#### [Task description]
Each line of the listing, apart from the pictures, is to be printed exactly.
--
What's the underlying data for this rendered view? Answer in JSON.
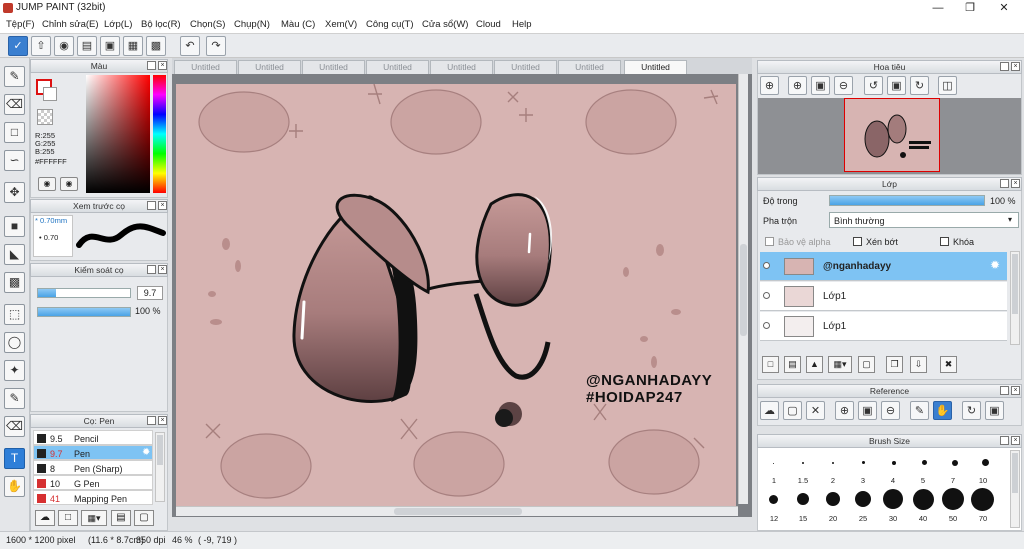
{
  "app": {
    "title": "JUMP PAINT (32bit)"
  },
  "menu": [
    "Tệp(F)",
    "Chỉnh sửa(E)",
    "Lớp(L)",
    "Bộ lọc(R)",
    "Chọn(S)",
    "Chụp(N)",
    "Màu (C)",
    "Xem(V)",
    "Công cụ(T)",
    "Cửa sổ(W)",
    "Cloud",
    "Help"
  ],
  "color_panel": {
    "title": "Màu",
    "r": "R:255",
    "g": "G:255",
    "b": "B:255",
    "hex": "#FFFFFF"
  },
  "preview_panel": {
    "title": "Xem trước cọ",
    "size": "* 0.70mm",
    "dot": "• 0.70"
  },
  "brush_control": {
    "title": "Kiểm soát cọ",
    "size_value": "9.7",
    "opacity_value": "100 %"
  },
  "brush_list": {
    "title": "Cọ: Pen",
    "items": [
      {
        "size": "9.5",
        "name": "Pencil",
        "color": "#222222"
      },
      {
        "size": "9.7",
        "name": "Pen",
        "color": "#d63031",
        "selected": true
      },
      {
        "size": "8",
        "name": "Pen (Sharp)",
        "color": "#222222"
      },
      {
        "size": "10",
        "name": "G Pen",
        "color": "#d63031"
      },
      {
        "size": "41",
        "name": "Mapping Pen",
        "color": "#d63031"
      }
    ]
  },
  "tabs": [
    "Untitled",
    "Untitled",
    "Untitled",
    "Untitled",
    "Untitled",
    "Untitled",
    "Untitled",
    "Untitled"
  ],
  "artwork": {
    "text_line1": "@NGANHADAYY",
    "text_line2": "#HOIDAP247"
  },
  "navigator": {
    "title": "Hoa tiêu"
  },
  "layer_panel": {
    "title": "Lớp",
    "opacity_label": "Độ trong",
    "opacity_value": "100 %",
    "blend_label": "Pha trộn",
    "blend_value": "Bình thường",
    "protect_alpha": "Bảo vệ alpha",
    "clipping": "Xén bớt",
    "lock": "Khóa",
    "layers": [
      {
        "name": "@nganhadayy",
        "selected": true
      },
      {
        "name": "Lớp1",
        "selected": false
      },
      {
        "name": "Lớp1",
        "selected": false
      }
    ]
  },
  "reference_panel": {
    "title": "Reference"
  },
  "brush_size_panel": {
    "title": "Brush Size",
    "row1": [
      "1",
      "1.5",
      "2",
      "3",
      "4",
      "5",
      "7",
      "10"
    ],
    "row2": [
      "12",
      "15",
      "20",
      "25",
      "30",
      "40",
      "50",
      "70"
    ]
  },
  "status": {
    "dimensions": "1600 * 1200 pixel",
    "physical": "(11.6 * 8.7cm)",
    "dpi": "350 dpi",
    "zoom": "46 %",
    "cursor": "( -9, 719 )"
  },
  "colors": {
    "accent": "#2f7fd8",
    "canvas_bg": "#d7b4b2",
    "selected_layer": "#7ec3f3"
  }
}
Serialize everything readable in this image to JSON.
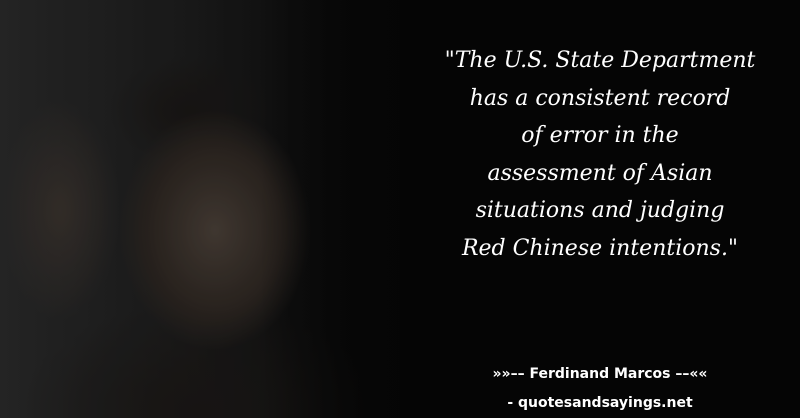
{
  "quote": {
    "lines": [
      "\"The U.S. State Department",
      "has a consistent record",
      "of error in the",
      "assessment of Asian",
      "situations and judging",
      "Red Chinese intentions.\""
    ]
  },
  "attribution": {
    "author_line": "»»–– Ferdinand Marcos ––««",
    "site_line": "- quotesandsayings.net"
  }
}
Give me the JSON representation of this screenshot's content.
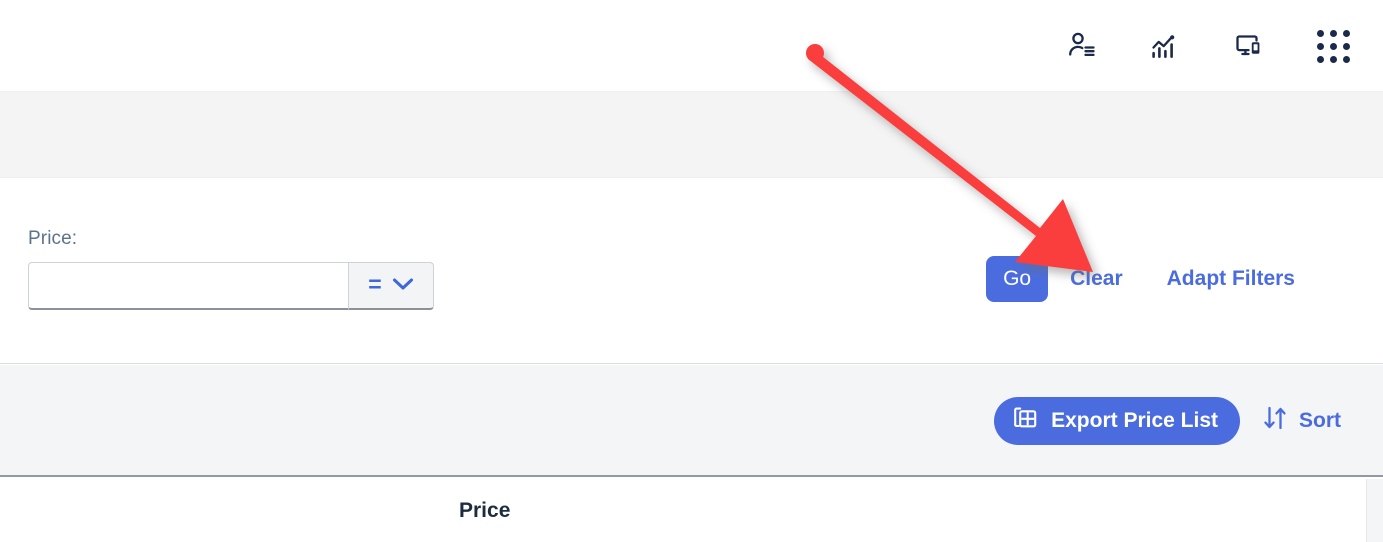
{
  "shell": {
    "icons": [
      {
        "name": "user-details-icon",
        "label": "User Details"
      },
      {
        "name": "analytics-chart-icon",
        "label": "Analytics"
      },
      {
        "name": "multi-device-icon",
        "label": "Devices"
      },
      {
        "name": "app-launcher-grid-icon",
        "label": "App Finder"
      }
    ]
  },
  "filter_bar": {
    "price_label": "Price:",
    "price_value": "",
    "price_placeholder": "",
    "operator_symbol": "=",
    "go_label": "Go",
    "clear_label": "Clear",
    "adapt_filters_label": "Adapt Filters"
  },
  "toolbar": {
    "export_label": "Export Price List",
    "sort_label": "Sort"
  },
  "table": {
    "columns": [
      {
        "label": "Price"
      }
    ]
  },
  "annotation": {
    "arrow_color": "#fa3e3e",
    "points_to": "Clear"
  },
  "colors": {
    "accent_blue": "#4a6cdf",
    "label_gray": "#5b738b",
    "band_gray": "#f4f4f4",
    "toolbar_gray": "#f4f5f7",
    "icon_navy": "#1b2a4a",
    "annotation_red": "#fa3e3e"
  }
}
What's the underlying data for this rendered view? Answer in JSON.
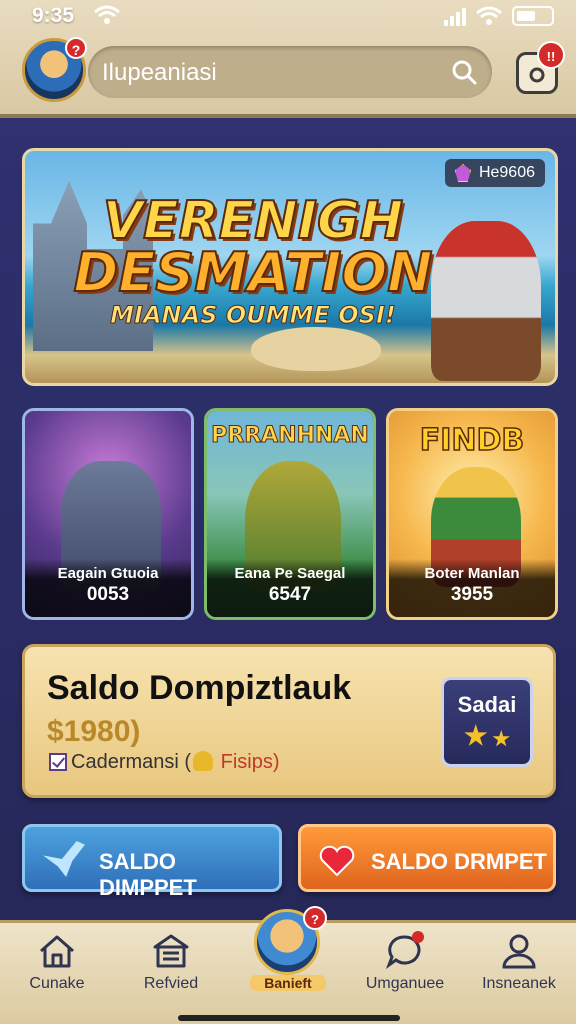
{
  "status_bar": {
    "time": "9:35"
  },
  "header": {
    "avatar_badge": "?",
    "search_text": "Ilupeaniasi",
    "camera_badge": "!!"
  },
  "hero": {
    "title_line1": "VERENIGH",
    "title_line2": "DESMATION",
    "subtitle": "MIANAS OUMME OSI!",
    "badge_text": "He9606"
  },
  "cards": [
    {
      "title": "",
      "name": "Eagain Gtuoia",
      "number": "0053"
    },
    {
      "title": "PRRANHNAN",
      "name": "Eana Pe Saegal",
      "number": "6547"
    },
    {
      "title": "FINDB",
      "name": "Boter Manlan",
      "number": "3955"
    }
  ],
  "balance": {
    "title": "Saldo Dompiztlauk",
    "amount": "$1980)",
    "note_text": "Cadermansi (",
    "note_extra": "Fisips)",
    "button_label": "Sadai"
  },
  "actions": {
    "left_label": "SALDO DIMPPET",
    "right_label": "SALDO DRMPET"
  },
  "nav": {
    "items": [
      {
        "label": "Cunake"
      },
      {
        "label": "Refvied"
      },
      {
        "label": "Banieft"
      },
      {
        "label": "Umganuee"
      },
      {
        "label": "Insneanek"
      }
    ],
    "center_badge": "?"
  },
  "colors": {
    "header_bg": "#e3d4b3",
    "main_bg": "#2b2c5e",
    "gold": "#c9a45c",
    "blue_button": "#3f8ad0",
    "orange_button": "#ef7b28"
  }
}
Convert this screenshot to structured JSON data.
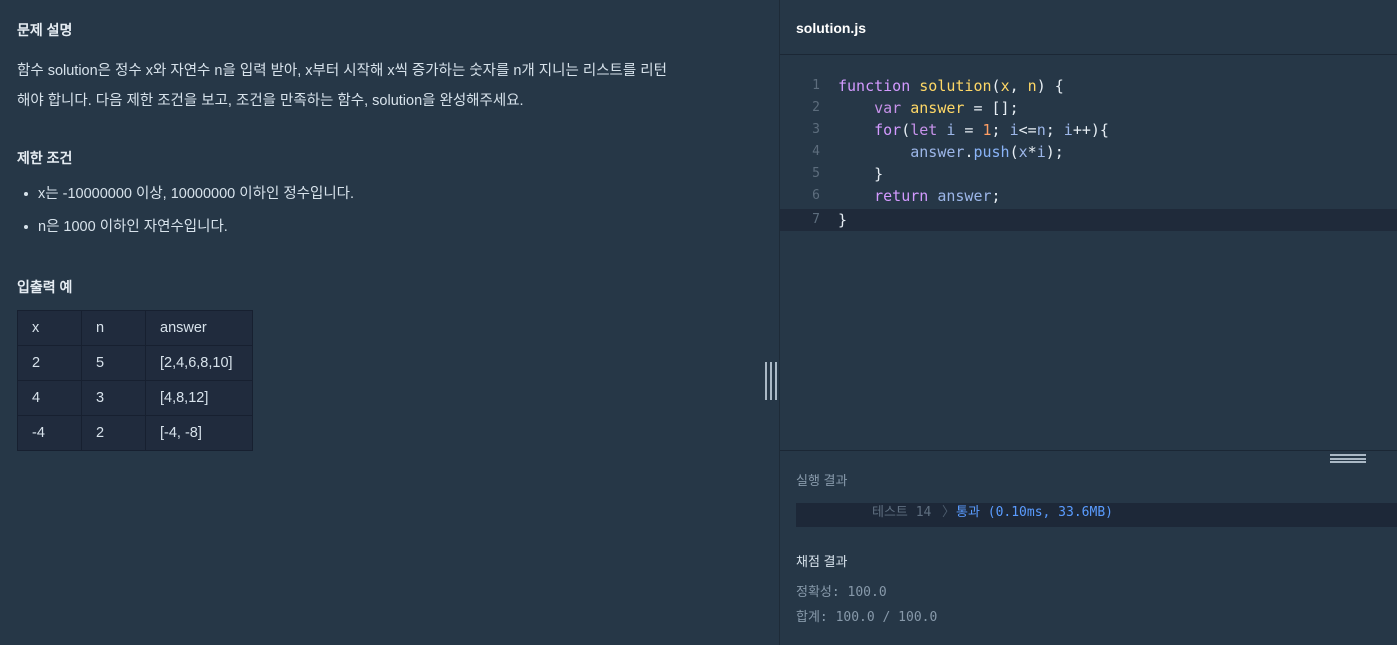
{
  "problem": {
    "section_title": "문제 설명",
    "description_line1": "함수 solution은 정수 x와 자연수 n을 입력 받아, x부터 시작해 x씩 증가하는 숫자를 n개 지니는 리스트를 리턴",
    "description_line2": "해야 합니다. 다음 제한 조건을 보고, 조건을 만족하는 함수, solution을 완성해주세요.",
    "constraints_title": "제한 조건",
    "constraints": [
      "x는 -10000000 이상, 10000000 이하인 정수입니다.",
      "n은 1000 이하인 자연수입니다."
    ],
    "examples_title": "입출력 예",
    "examples_table": {
      "headers": [
        "x",
        "n",
        "answer"
      ],
      "rows": [
        [
          "2",
          "5",
          "[2,4,6,8,10]"
        ],
        [
          "4",
          "3",
          "[4,8,12]"
        ],
        [
          "-4",
          "2",
          "[-4, -8]"
        ]
      ]
    }
  },
  "editor": {
    "file_name": "solution.js",
    "line_numbers": [
      "1",
      "2",
      "3",
      "4",
      "5",
      "6",
      "7"
    ],
    "code_lines": [
      "function solution(x, n) {",
      "    var answer = [];",
      "    for(let i = 1; i<=n; i++){",
      "        answer.push(x*i);",
      "    }",
      "    return answer;",
      "}"
    ]
  },
  "console": {
    "result_title": "실행 결과",
    "test_label": "테스트 14",
    "test_chevron": "〉",
    "test_result": "통과 (0.10ms, 33.6MB)",
    "grade_title": "채점 결과",
    "accuracy": "정확성: 100.0",
    "total": "합계: 100.0 / 100.0"
  },
  "colors": {
    "background": "#263747",
    "keyword": "#d39aff",
    "function_name": "#ffd866",
    "pass": "#5a9cff"
  }
}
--
#### [The answer]
What's the underlying data for this rendered view? Answer in JSON.
{
  "app": {
    "title": "JUMP PAINT (32bit)"
  },
  "menu": [
    "Tệp(F)",
    "Chỉnh sửa(E)",
    "Lớp(L)",
    "Bộ lọc(R)",
    "Chọn(S)",
    "Chụp(N)",
    "Màu (C)",
    "Xem(V)",
    "Công cụ(T)",
    "Cửa sổ(W)",
    "Cloud",
    "Help"
  ],
  "color_panel": {
    "title": "Màu",
    "r": "R:255",
    "g": "G:255",
    "b": "B:255",
    "hex": "#FFFFFF"
  },
  "preview_panel": {
    "title": "Xem trước cọ",
    "size": "* 0.70mm",
    "dot": "• 0.70"
  },
  "brush_control": {
    "title": "Kiểm soát cọ",
    "size_value": "9.7",
    "opacity_value": "100 %"
  },
  "brush_list": {
    "title": "Cọ: Pen",
    "items": [
      {
        "size": "9.5",
        "name": "Pencil",
        "color": "#222222"
      },
      {
        "size": "9.7",
        "name": "Pen",
        "color": "#d63031",
        "selected": true
      },
      {
        "size": "8",
        "name": "Pen (Sharp)",
        "color": "#222222"
      },
      {
        "size": "10",
        "name": "G Pen",
        "color": "#d63031"
      },
      {
        "size": "41",
        "name": "Mapping Pen",
        "color": "#d63031"
      }
    ]
  },
  "tabs": [
    "Untitled",
    "Untitled",
    "Untitled",
    "Untitled",
    "Untitled",
    "Untitled",
    "Untitled",
    "Untitled"
  ],
  "artwork": {
    "text_line1": "@NGANHADAYY",
    "text_line2": "#HOIDAP247"
  },
  "navigator": {
    "title": "Hoa tiêu"
  },
  "layer_panel": {
    "title": "Lớp",
    "opacity_label": "Độ trong",
    "opacity_value": "100 %",
    "blend_label": "Pha trộn",
    "blend_value": "Bình thường",
    "protect_alpha": "Bảo vệ alpha",
    "clipping": "Xén bớt",
    "lock": "Khóa",
    "layers": [
      {
        "name": "@nganhadayy",
        "selected": true
      },
      {
        "name": "Lớp1",
        "selected": false
      },
      {
        "name": "Lớp1",
        "selected": false
      }
    ]
  },
  "reference_panel": {
    "title": "Reference"
  },
  "brush_size_panel": {
    "title": "Brush Size",
    "row1": [
      "1",
      "1.5",
      "2",
      "3",
      "4",
      "5",
      "7",
      "10"
    ],
    "row2": [
      "12",
      "15",
      "20",
      "25",
      "30",
      "40",
      "50",
      "70"
    ]
  },
  "status": {
    "dimensions": "1600 * 1200 pixel",
    "physical": "(11.6 * 8.7cm)",
    "dpi": "350 dpi",
    "zoom": "46 %",
    "cursor": "( -9, 719 )"
  },
  "colors": {
    "accent": "#2f7fd8",
    "canvas_bg": "#d7b4b2",
    "selected_layer": "#7ec3f3"
  }
}
Serialize everything readable in this image to JSON.
{
  "quote": {
    "lines": [
      "\"The U.S. State Department",
      "has a consistent record",
      "of error in the",
      "assessment of Asian",
      "situations and judging",
      "Red Chinese intentions.\""
    ]
  },
  "attribution": {
    "author_line": "»»–– Ferdinand Marcos ––««",
    "site_line": "- quotesandsayings.net"
  }
}
Give me the JSON representation of this screenshot's content.
{
  "shell": {
    "icons": [
      {
        "name": "user-details-icon",
        "label": "User Details"
      },
      {
        "name": "analytics-chart-icon",
        "label": "Analytics"
      },
      {
        "name": "multi-device-icon",
        "label": "Devices"
      },
      {
        "name": "app-launcher-grid-icon",
        "label": "App Finder"
      }
    ]
  },
  "filter_bar": {
    "price_label": "Price:",
    "price_value": "",
    "price_placeholder": "",
    "operator_symbol": "=",
    "go_label": "Go",
    "clear_label": "Clear",
    "adapt_filters_label": "Adapt Filters"
  },
  "toolbar": {
    "export_label": "Export Price List",
    "sort_label": "Sort"
  },
  "table": {
    "columns": [
      {
        "label": "Price"
      }
    ]
  },
  "annotation": {
    "arrow_color": "#fa3e3e",
    "points_to": "Clear"
  },
  "colors": {
    "accent_blue": "#4a6cdf",
    "label_gray": "#5b738b",
    "band_gray": "#f4f4f4",
    "toolbar_gray": "#f4f5f7",
    "icon_navy": "#1b2a4a",
    "annotation_red": "#fa3e3e"
  }
}
What's the underlying data for this rendered view? Answer in JSON.
{
  "status_bar": {
    "time": "9:35"
  },
  "header": {
    "avatar_badge": "?",
    "search_text": "Ilupeaniasi",
    "camera_badge": "!!"
  },
  "hero": {
    "title_line1": "VERENIGH",
    "title_line2": "DESMATION",
    "subtitle": "MIANAS OUMME OSI!",
    "badge_text": "He9606"
  },
  "cards": [
    {
      "title": "",
      "name": "Eagain Gtuoia",
      "number": "0053"
    },
    {
      "title": "PRRANHNAN",
      "name": "Eana Pe Saegal",
      "number": "6547"
    },
    {
      "title": "FINDB",
      "name": "Boter Manlan",
      "number": "3955"
    }
  ],
  "balance": {
    "title": "Saldo Dompiztlauk",
    "amount": "$1980)",
    "note_text": "Cadermansi (",
    "note_extra": "Fisips)",
    "button_label": "Sadai"
  },
  "actions": {
    "left_label": "SALDO DIMPPET",
    "right_label": "SALDO DRMPET"
  },
  "nav": {
    "items": [
      {
        "label": "Cunake"
      },
      {
        "label": "Refvied"
      },
      {
        "label": "Banieft"
      },
      {
        "label": "Umganuee"
      },
      {
        "label": "Insneanek"
      }
    ],
    "center_badge": "?"
  },
  "colors": {
    "header_bg": "#e3d4b3",
    "main_bg": "#2b2c5e",
    "gold": "#c9a45c",
    "blue_button": "#3f8ad0",
    "orange_button": "#ef7b28"
  }
}
Convert this screenshot to structured JSON data.
{
  "problem": {
    "section_title": "문제 설명",
    "description_line1": "함수 solution은 정수 x와 자연수 n을 입력 받아, x부터 시작해 x씩 증가하는 숫자를 n개 지니는 리스트를 리턴",
    "description_line2": "해야 합니다. 다음 제한 조건을 보고, 조건을 만족하는 함수, solution을 완성해주세요.",
    "constraints_title": "제한 조건",
    "constraints": [
      "x는 -10000000 이상, 10000000 이하인 정수입니다.",
      "n은 1000 이하인 자연수입니다."
    ],
    "examples_title": "입출력 예",
    "examples_table": {
      "headers": [
        "x",
        "n",
        "answer"
      ],
      "rows": [
        [
          "2",
          "5",
          "[2,4,6,8,10]"
        ],
        [
          "4",
          "3",
          "[4,8,12]"
        ],
        [
          "-4",
          "2",
          "[-4, -8]"
        ]
      ]
    }
  },
  "editor": {
    "file_name": "solution.js",
    "line_numbers": [
      "1",
      "2",
      "3",
      "4",
      "5",
      "6",
      "7"
    ],
    "code_lines": [
      "function solution(x, n) {",
      "    var answer = [];",
      "    for(let i = 1; i<=n; i++){",
      "        answer.push(x*i);",
      "    }",
      "    return answer;",
      "}"
    ]
  },
  "console": {
    "result_title": "실행 결과",
    "test_label": "테스트 14",
    "test_chevron": "〉",
    "test_result": "통과 (0.10ms, 33.6MB)",
    "grade_title": "채점 결과",
    "accuracy": "정확성: 100.0",
    "total": "합계: 100.0 / 100.0"
  },
  "colors": {
    "background": "#263747",
    "keyword": "#d39aff",
    "function_name": "#ffd866",
    "pass": "#5a9cff"
  }
}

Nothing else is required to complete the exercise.